=== Records ===
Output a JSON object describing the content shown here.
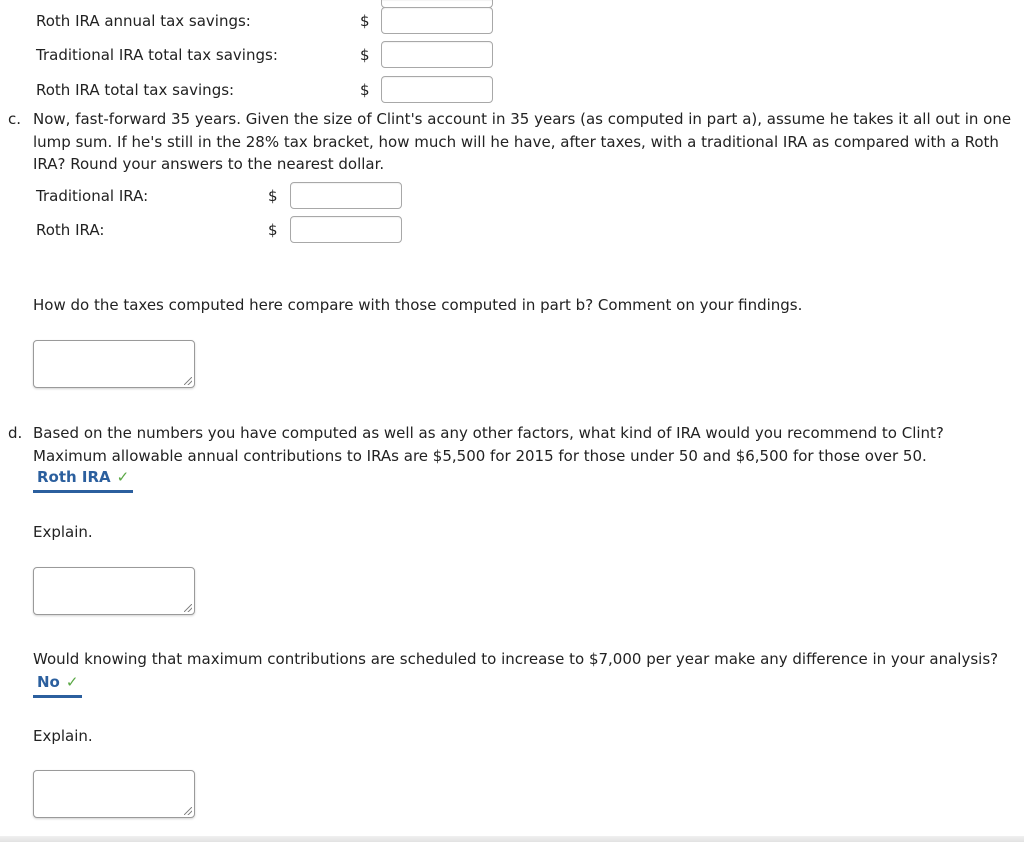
{
  "part_b_rows": [
    {
      "label": "Roth IRA annual tax savings:",
      "currency": "$",
      "value": ""
    },
    {
      "label": "Traditional IRA total tax savings:",
      "currency": "$",
      "value": ""
    },
    {
      "label": "Roth IRA total tax savings:",
      "currency": "$",
      "value": ""
    }
  ],
  "part_c": {
    "letter": "c.",
    "question": "Now, fast-forward 35 years. Given the size of Clint's account in 35 years (as computed in part a), assume he takes it all out in one lump sum. If he's still in the 28% tax bracket, how much will he have, after taxes, with a traditional IRA as compared with a Roth IRA? Round your answers to the nearest dollar.",
    "rows": [
      {
        "label": "Traditional IRA:",
        "currency": "$",
        "value": ""
      },
      {
        "label": "Roth IRA:",
        "currency": "$",
        "value": ""
      }
    ],
    "compare_question": "How do the taxes computed here compare with those computed in part b? Comment on your findings.",
    "compare_answer": ""
  },
  "part_d": {
    "letter": "d.",
    "question": "Based on the numbers you have computed as well as any other factors, what kind of IRA would you recommend to Clint? Maximum allowable annual contributions to IRAs are $5,500 for 2015 for those under 50 and $6,500 for those over 50.",
    "selected_answer": "Roth IRA",
    "answer_status": "correct",
    "check_glyph": "✓",
    "explain_label": "Explain.",
    "explain_answer": "",
    "followup_question": "Would knowing that maximum contributions are scheduled to increase to $7,000 per year make any difference in your analysis?",
    "followup_answer": "No",
    "followup_status": "correct",
    "followup_explain_label": "Explain.",
    "followup_explain_answer": ""
  },
  "colors": {
    "answer_blue": "#2b5f9e",
    "check_green": "#5aa845"
  }
}
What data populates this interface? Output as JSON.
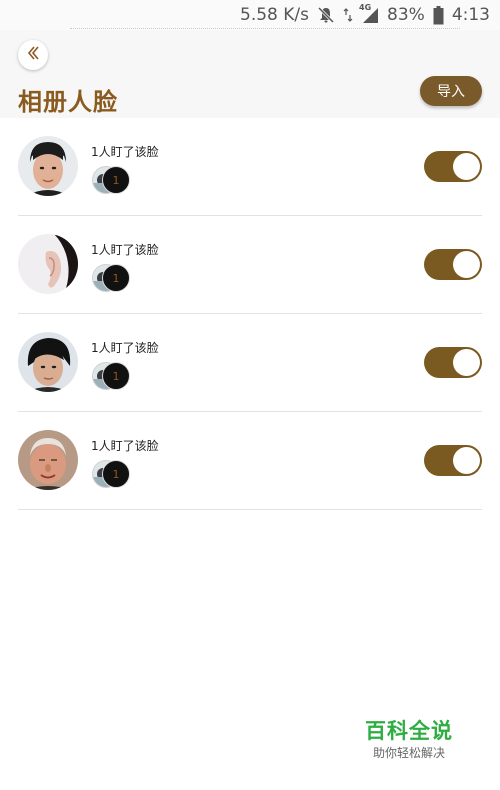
{
  "status_bar": {
    "speed": "5.58 K/s",
    "network": "4G",
    "battery": "83%",
    "time": "4:13",
    "icons": [
      "mute-bell-icon",
      "data-arrows-icon",
      "signal-icon",
      "battery-icon"
    ]
  },
  "header": {
    "back_icon": "chevron-left-icon",
    "title": "相册人脸",
    "import_label": "导入"
  },
  "faces": [
    {
      "label": "1人盯了该脸",
      "count": "1",
      "enabled": true,
      "avatar": "face-1"
    },
    {
      "label": "1人盯了该脸",
      "count": "1",
      "enabled": true,
      "avatar": "face-2"
    },
    {
      "label": "1人盯了该脸",
      "count": "1",
      "enabled": true,
      "avatar": "face-3"
    },
    {
      "label": "1人盯了该脸",
      "count": "1",
      "enabled": true,
      "avatar": "face-4"
    }
  ],
  "watermark": {
    "title": "百科全说",
    "subtitle": "助你轻松解决"
  },
  "colors": {
    "accent": "#8b5a1e",
    "toggle_on": "#7a5a20",
    "watermark_green": "#2eae42"
  }
}
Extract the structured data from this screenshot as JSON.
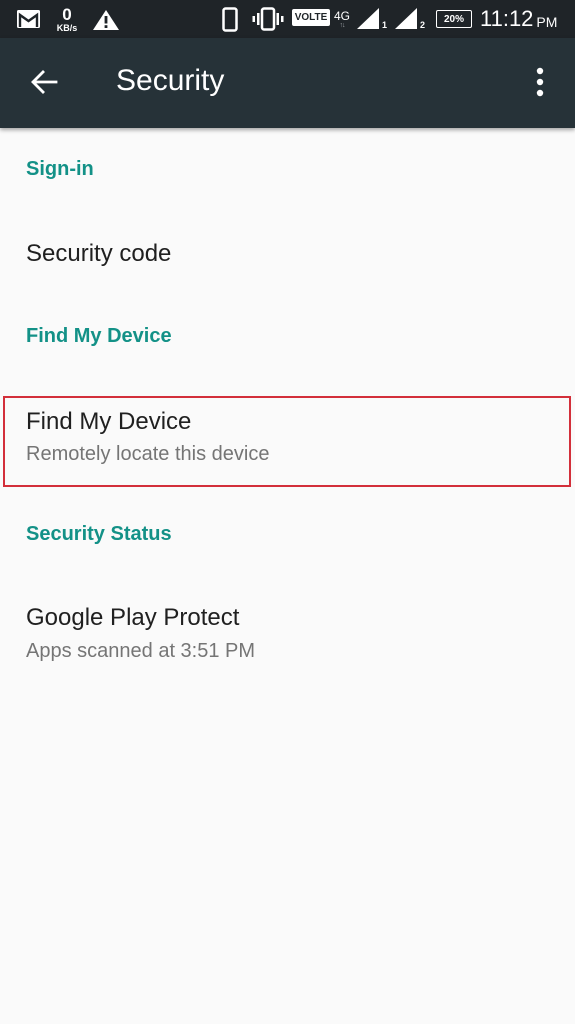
{
  "status_bar": {
    "network_speed_value": "0",
    "network_speed_unit": "KB/s",
    "volte_label": "VOLTE",
    "network_type": "4G",
    "network_arrows": "↑↓",
    "sim1_label": "1",
    "sim2_label": "2",
    "battery_percent": "20%",
    "time": "11:12",
    "ampm": "PM",
    "icons": [
      "gmail-icon",
      "warning-icon",
      "phone-icon",
      "vibrate-icon",
      "signal-icon",
      "signal-icon",
      "battery-icon"
    ]
  },
  "app_bar": {
    "title": "Security",
    "back_icon": "arrow-back-icon",
    "overflow_icon": "more-vert-icon"
  },
  "sections": [
    {
      "header": "Sign-in",
      "items": [
        {
          "title": "Security code"
        }
      ]
    },
    {
      "header": "Find My Device",
      "items": [
        {
          "title": "Find My Device",
          "summary": "Remotely locate this device",
          "highlighted": true
        }
      ]
    },
    {
      "header": "Security Status",
      "items": [
        {
          "title": "Google Play Protect",
          "summary": "Apps scanned at 3:51 PM"
        }
      ]
    }
  ],
  "colors": {
    "status_bar_bg": "#1f2428",
    "app_bar_bg": "#263238",
    "accent": "#139187",
    "background": "#fafafa",
    "highlight_border": "#d32f3a"
  }
}
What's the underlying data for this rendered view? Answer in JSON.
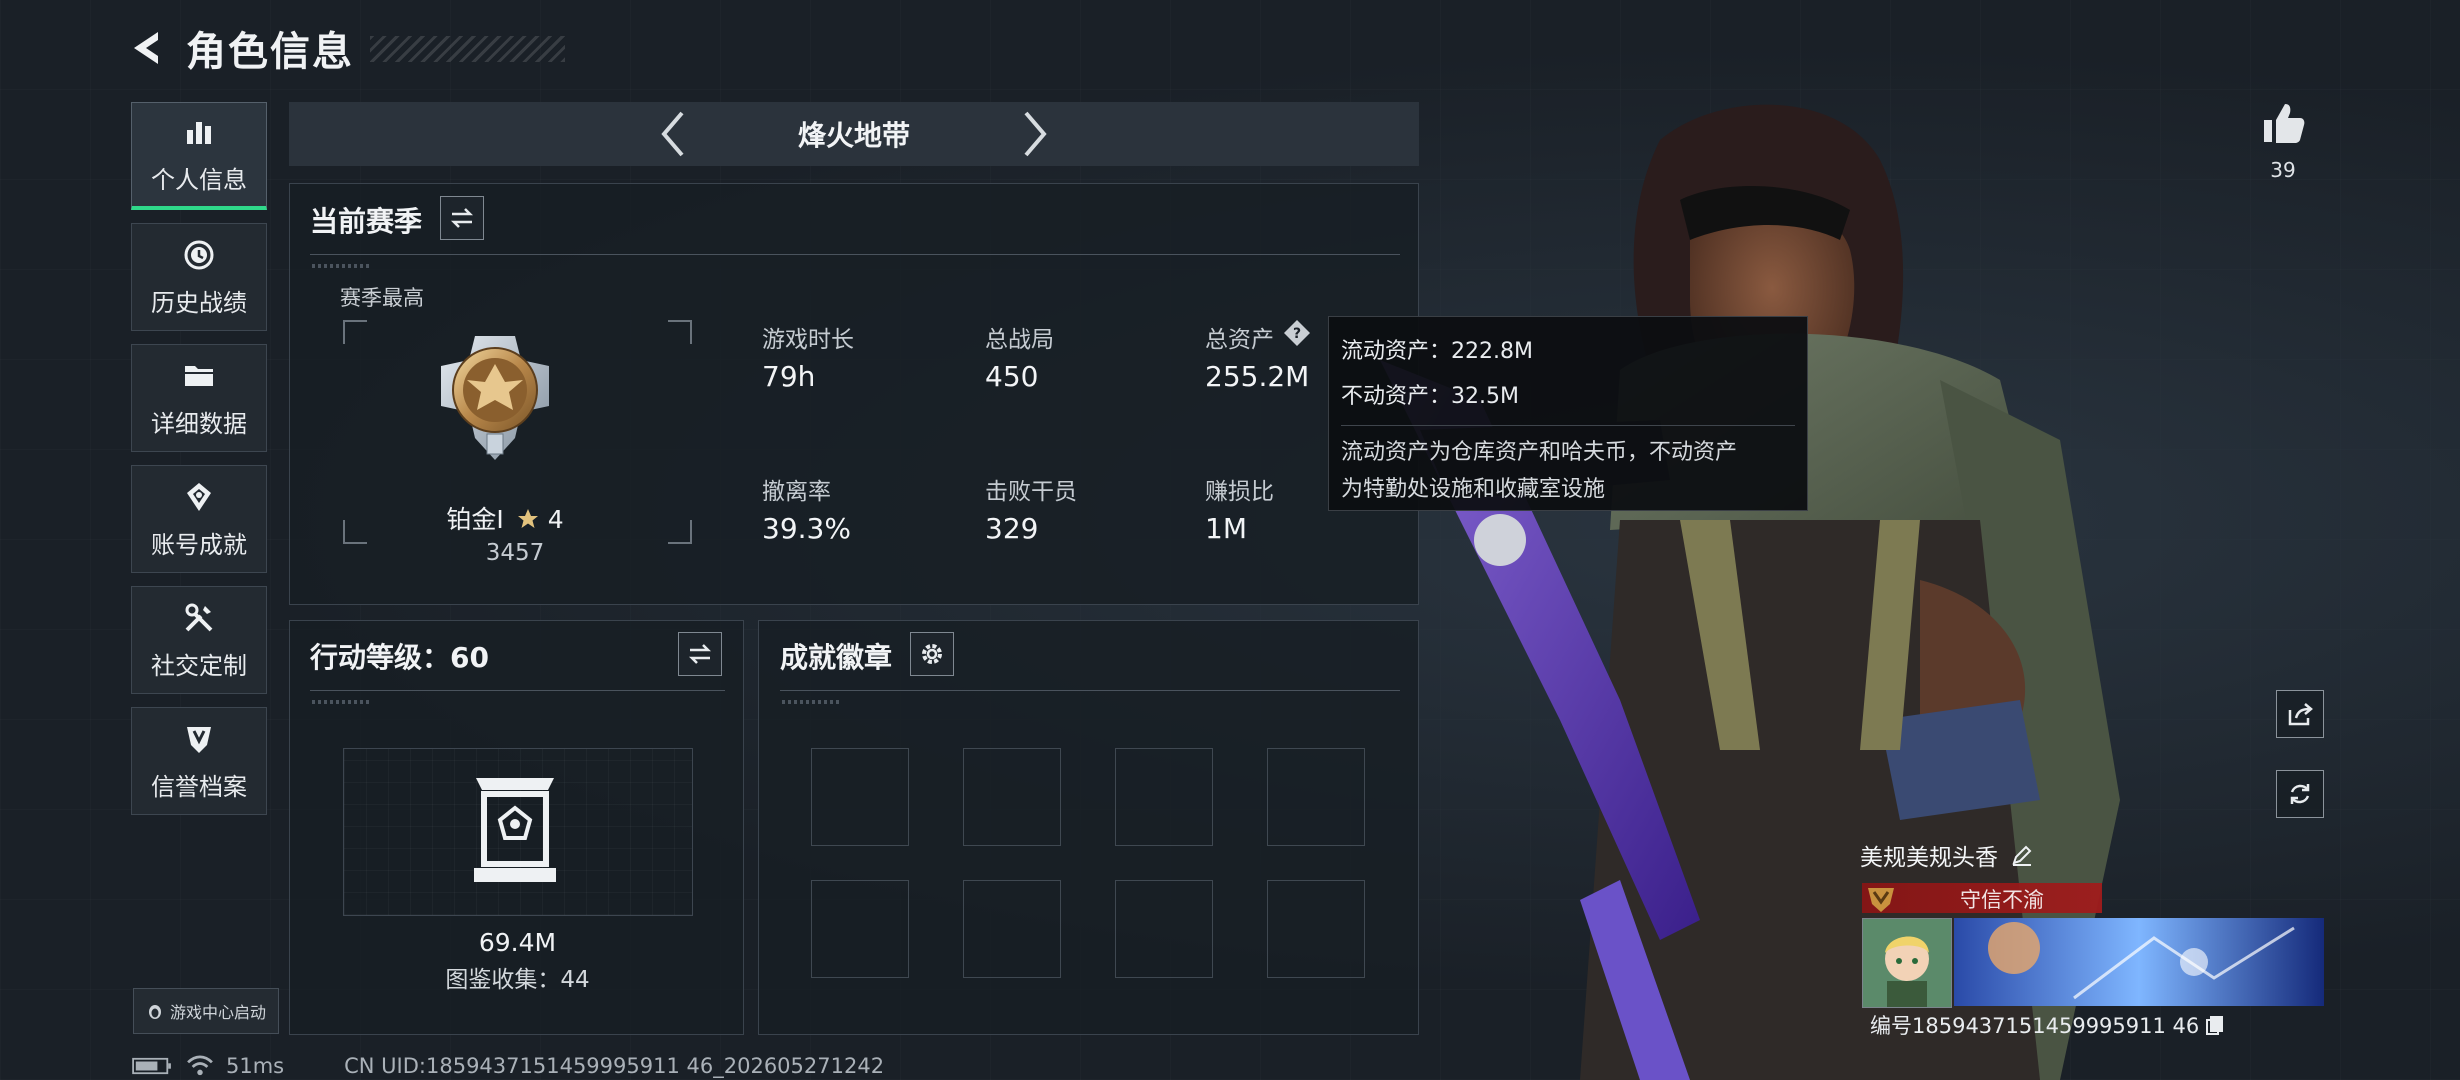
{
  "header": {
    "title": "角色信息"
  },
  "sidebar": {
    "items": [
      {
        "label": "个人信息",
        "icon": "bar-chart-icon",
        "active": true
      },
      {
        "label": "历史战绩",
        "icon": "history-clock-icon"
      },
      {
        "label": "详细数据",
        "icon": "folder-icon"
      },
      {
        "label": "账号成就",
        "icon": "achievement-icon"
      },
      {
        "label": "社交定制",
        "icon": "tools-icon"
      },
      {
        "label": "信誉档案",
        "icon": "shield-badge-icon"
      }
    ],
    "launch_label": "游戏中心启动"
  },
  "mode": {
    "name": "烽火地带"
  },
  "season": {
    "title": "当前赛季",
    "best_label": "赛季最高",
    "rank_name": "铂金I",
    "rank_stars": "4",
    "rank_score": "3457",
    "stats": [
      {
        "label": "游戏时长",
        "value": "79h"
      },
      {
        "label": "总战局",
        "value": "450"
      },
      {
        "label": "总资产",
        "value": "255.2M"
      },
      {
        "label": "撤离率",
        "value": "39.3%"
      },
      {
        "label": "击败干员",
        "value": "329"
      },
      {
        "label": "赚损比",
        "value": "1M"
      }
    ]
  },
  "tooltip": {
    "line1": "流动资产：222.8M",
    "line2": "不动资产：32.5M",
    "desc1": "流动资产为仓库资产和哈夫币，不动资产",
    "desc2": "为特勤处设施和收藏室设施"
  },
  "action_level": {
    "title": "行动等级：60",
    "value": "69.4M",
    "collection": "图鉴收集：44"
  },
  "badges": {
    "title": "成就徽章",
    "slots": 8
  },
  "profile": {
    "likes": "39",
    "name": "美规美规头香",
    "credit": "守信不渝",
    "uid": "编号1859437151459995911 46"
  },
  "status": {
    "ping": "51ms",
    "uid": "CN UID:1859437151459995911 46_202605271242"
  },
  "colors": {
    "accent": "#2fd98a",
    "credit_red": "#a01c1c",
    "bg": "#1a2027"
  }
}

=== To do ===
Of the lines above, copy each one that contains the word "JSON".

=== Solution to the problem ===
Output a JSON object describing the content shown here.
What data populates this interface? Output as JSON.
Extract the structured data from this screenshot as JSON.
What's the underlying data for this rendered view? Answer in JSON.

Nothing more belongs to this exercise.